Climate change is no longer an issue for governments to resolve alone. The private sector can play a valuable role in advising on what policies would encourage action by business, according to a new study by PwC.
The study, Business leadership on climate change and adaptation, was launched to coincide with the Global Business Day at the recent UN Climate Summit in Cancun, presents the views of a range of businesses, from major multinationals to local enterprises, on adaptation to climate change.
It was conducted in collaboration with the United Nations Framework Convention on Climate Change (UNFCCC) and supported by the World Business Council for Sustainable Development and the UK Department for International Development.
It concludes that business has an important role to play in adaptation, and that better engagement of business is needed in the policy-shaping process to harness this. The role of business is not just in preparing its own assets and operations for anticipated climate change, but also providing know how, solutions and resources to the adaptation challenge.
This ranges from climate risk assessment, to designing disaster risk management and financing vehicles, and designing and deploying new technologies.
Dr Celine Herweijer, director, PwC sustainability and climate change, said: 'For business, adaptation is not just a defensive play, to protect business as usual. It is about capitalising on new opportunities, innovations and markets. That's often the forgotten story.'
The report highlights that collaboration between governments and business is crucial to scaling up action and investment on adaptation. Richard Gledhill, head of climate change services at PwC, said:
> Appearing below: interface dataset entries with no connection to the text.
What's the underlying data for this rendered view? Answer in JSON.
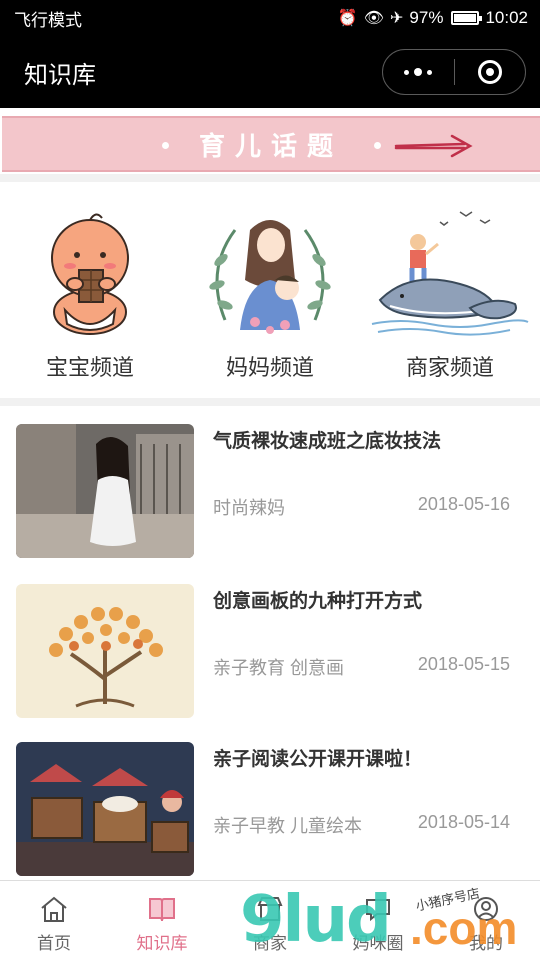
{
  "status_bar": {
    "left_text": "飞行模式",
    "icons": [
      "alarm-icon",
      "eye-icon",
      "airplane-icon"
    ],
    "battery_percent": "97%",
    "battery_level": 0.97,
    "time": "10:02"
  },
  "nav": {
    "title": "知识库",
    "menu_icon": "more-dots-icon",
    "close_icon": "target-close-icon"
  },
  "banner": {
    "title": "育儿话题",
    "accent_color": "#f3c6cb"
  },
  "channels": [
    {
      "label": "宝宝频道",
      "icon": "baby-icon"
    },
    {
      "label": "妈妈频道",
      "icon": "mother-icon"
    },
    {
      "label": "商家频道",
      "icon": "whale-boy-icon"
    }
  ],
  "articles": [
    {
      "title": "气质裸妆速成班之底妆技法",
      "tags": "时尚辣妈",
      "date": "2018-05-16"
    },
    {
      "title": "创意画板的九种打开方式",
      "tags": "亲子教育 创意画",
      "date": "2018-05-15"
    },
    {
      "title": "亲子阅读公开课开课啦！",
      "tags": "亲子早教 儿童绘本",
      "date": "2018-05-14"
    }
  ],
  "tabs": [
    {
      "label": "首页",
      "icon": "home-icon",
      "active": false
    },
    {
      "label": "知识库",
      "icon": "book-icon",
      "active": true
    },
    {
      "label": "商家",
      "icon": "shop-icon",
      "active": false
    },
    {
      "label": "妈咪圈",
      "icon": "chat-icon",
      "active": false
    },
    {
      "label": "我的",
      "icon": "user-icon",
      "active": false
    }
  ],
  "watermark": {
    "main": "9lud",
    "suffix": ".com",
    "handwriting": "小猪序号店"
  },
  "colors": {
    "active_tab": "#e0708a",
    "banner_border": "#e8a9b1"
  }
}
'Traditionally, policymakers and the private sector don't just sit in different rooms, they speak different languages. The new enthusiasm that the UNFCCC and the Mexican Government hosts are showing for engaging the private sector will be good for business and good for climate. Business engagement is not a nice to have, it's a must have in the process.'
Recommendations from the report that were released in Cancun called for more business action on adaptation, better representation of business in the international process, and collaboration with governments in the development of adaptation responses. It covers five key areas:
- National planning and implementation of adaptation;
- Assessment of risks, impacts and vulnerability and knowledge sharing;
- Technology development and transfer;
- Disaster risk management and insurance;
- Financing adaptation activities.
Commenting in the report Christiana Figueres, Executive Secretary of the UNFCCC said: 'Adaptation to climate change is no longer the exclusive ambit of the public sector. Investment in adaptation makes business sense, due both to the need for companies to climate-proof their operations, as well as to the new business opportunities opening in the area of adaptation. Companies that act on this vision place themselves in the forefront of sustainable entrepreneurship.'
The report found that increased public and private action on adaptation would be central to the effectiveness of any future international framework agreement on climate change.